“…people say “you shouldn’t be so different” to me, and 1st I say fuck you don’t tell me what I should and shouldn’t be and 2nd mother fuckers different is good, I don’t want to be like you or anyone which is almost impossible this day with all the little shits trying to be “original copycats”, I expect shits like you to criticize anyone who isn’t one your social words, “normal” or “civilized” (Harris 26). This passage from Harris’ journal can perhaps be describing the root of Harris’ evil and violence because of the fact that he states it is impossible to be original. As Staples suggests, boredom will cause youth to seek a distraction, which in Harris’ case is violence, to abate the anger that he suffers from because of the commonality between all people. Through violence, Harris hopes to create an originality within himself in which he can hopefully find satisfaction.

Forum #2

Posted: January 7, 2015 in Uncategorized

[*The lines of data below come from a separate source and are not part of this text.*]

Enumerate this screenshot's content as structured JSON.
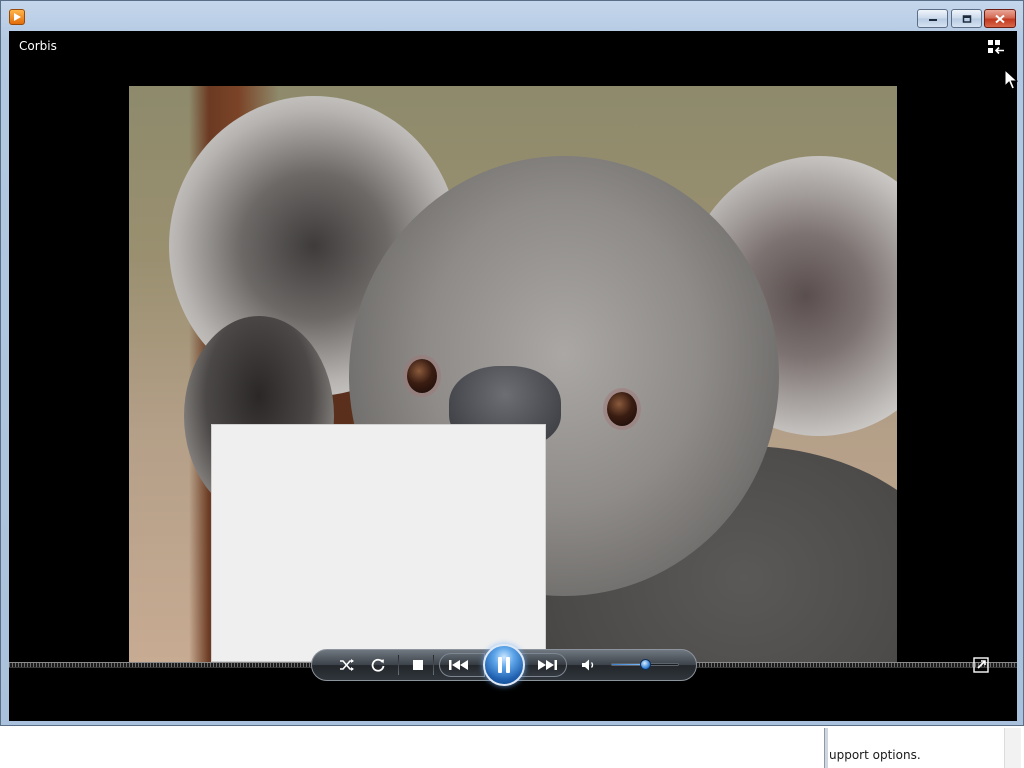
{
  "window": {
    "app_icon": "media-player-icon",
    "media_title": "Corbis",
    "caption_buttons": [
      "minimize-icon",
      "restore-icon",
      "close-icon"
    ]
  },
  "toolbar": {
    "switch_to_library_icon": "switch-to-library-icon"
  },
  "controls": {
    "shuffle_icon": "shuffle-icon",
    "repeat_icon": "repeat-icon",
    "stop_icon": "stop-icon",
    "previous_icon": "previous-icon",
    "play_pause_icon": "pause-icon",
    "next_icon": "next-icon",
    "mute_icon": "speaker-icon",
    "volume": 0.5,
    "fullscreen_icon": "fullscreen-icon"
  },
  "background_window": {
    "text": "upport options."
  },
  "colors": {
    "player_background": "#000000",
    "play_button": "#2f7ad0",
    "window_frame": "#b3c9e2",
    "close_button": "#c2391f"
  }
}
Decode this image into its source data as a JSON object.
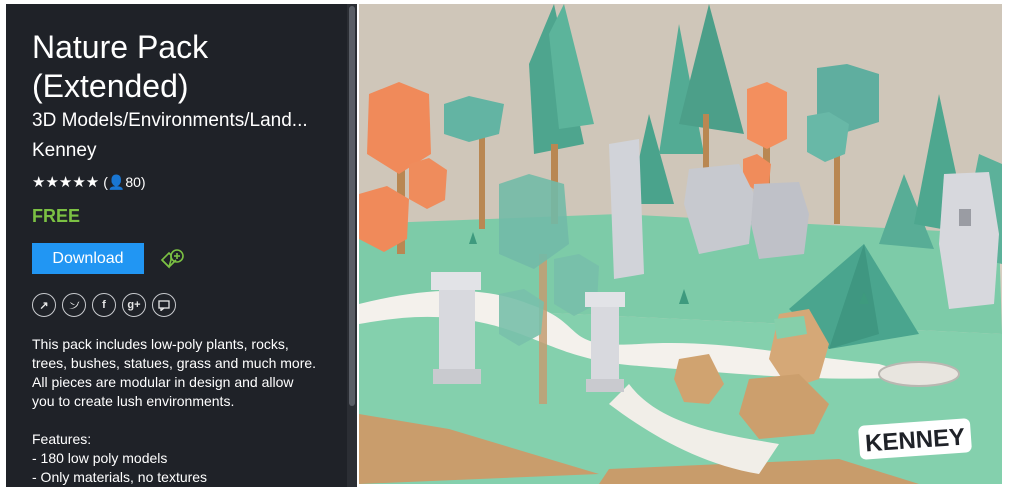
{
  "product": {
    "title_line1": "Nature Pack",
    "title_line2": "(Extended)",
    "category": "3D Models/Environments/Land...",
    "publisher": "Kenney",
    "stars": "★★★★★",
    "rating_count": "(👤80)",
    "price": "FREE",
    "download_label": "Download"
  },
  "description": {
    "paragraph": [
      "This pack includes low-poly plants, rocks,",
      "trees, bushes, statues, grass and much more.",
      "All pieces are modular in design and allow",
      "you to create lush environments."
    ],
    "features_title": "Features:",
    "features": [
      "- 180 low poly models",
      "- Only materials, no textures"
    ]
  },
  "social": [
    "share-icon",
    "twitter-icon",
    "facebook-icon",
    "googleplus-icon",
    "comment-icon"
  ],
  "hero": {
    "logo_text": "KENNEY"
  },
  "colors": {
    "sidebar_bg": "#1f2228",
    "accent": "#2196f3",
    "free": "#7bc143"
  }
}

The first of Garbarino’s issues that I chose is child abuse. Though I have never experienced it personally, it is often shown in movies and books as one of the most life- changing events that can never be resolved. The beginning of one’s life is the time when one’s perception of the world is shaped. If one’s perception is beginning with abuse, happiness is a rarity and sometimes even nonexistent, which can contribute to violent thoughts and emotions that cannot be controlled due to the fact that those were the only experiences in the victims’ lives. The second reason is neurological problems, which is arguably the most difficult to deal with. From birth, some people are born with different brain processes and thoughts on reality that cannot be altered, let alone controlled. Because of this, they do not see their actions of violence as society does, making it seem like the right thing to do. And finally, and in my opinion the most interesting, is the environment in which these youths are brought up in. Being from the South side of Chicago, there are few safe neighborhoods to live in. Luckily, my neighborhood has been free of any serious crime, but my experience with those from high school that grew up  in Englewood, the most dangerous neighborhood in Chicago, is life changing. Having heard stories about classmates’ experiences in this neighborhood has really shown me how different “home” can be just going to a different neighborhood. I have heard stories of their families growing up with little to no money, in which gangs and drugs seemed the only way to get by. Growing up in this type of environment can really change one’s priorities and opinions on how one should act.index